It delivers on it's promises

The small size is perfect for a small battery box I built as an alternative to the 4-AA battery power source for a portable sky tracker for astrophotography. The combination of charging and boosting as well as a battery disconnect switch capability without snipping battery leads is a dream come true for small hobby builds. And the red "Power On" LED is night-vision friendly.

Note that the math to calculate your battery capacity might not be simple for your load. This circuit will bend over backwards to meet the power needs of the load in spite of a falling input voltage, which means that the current draw from the battery will increase as time goes on. The worthy LiPo batteries include a low voltage cutoff function to avoid damage by being over drawn. My tracker draws a consistent 50 mA and I was able to get just 16 hours of operation from a 1400 mAH LiPo battery. The simplistic math is 1400/50 = 28 hours. So it would be best to test your project if you need to rely on it for a long running session, and maybe consider selecting a larger battery than the simple math would suggest.

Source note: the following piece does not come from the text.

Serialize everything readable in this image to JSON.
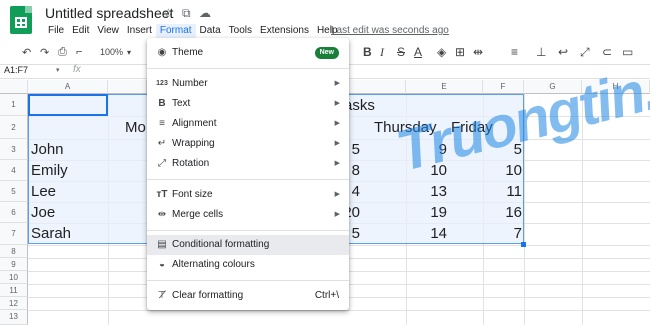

I'm giving it 4 stars: starting with 5 for doing exactly what it says, then taking off 1 for the unavoidable realities of physics that aren't Sparkfun's fault.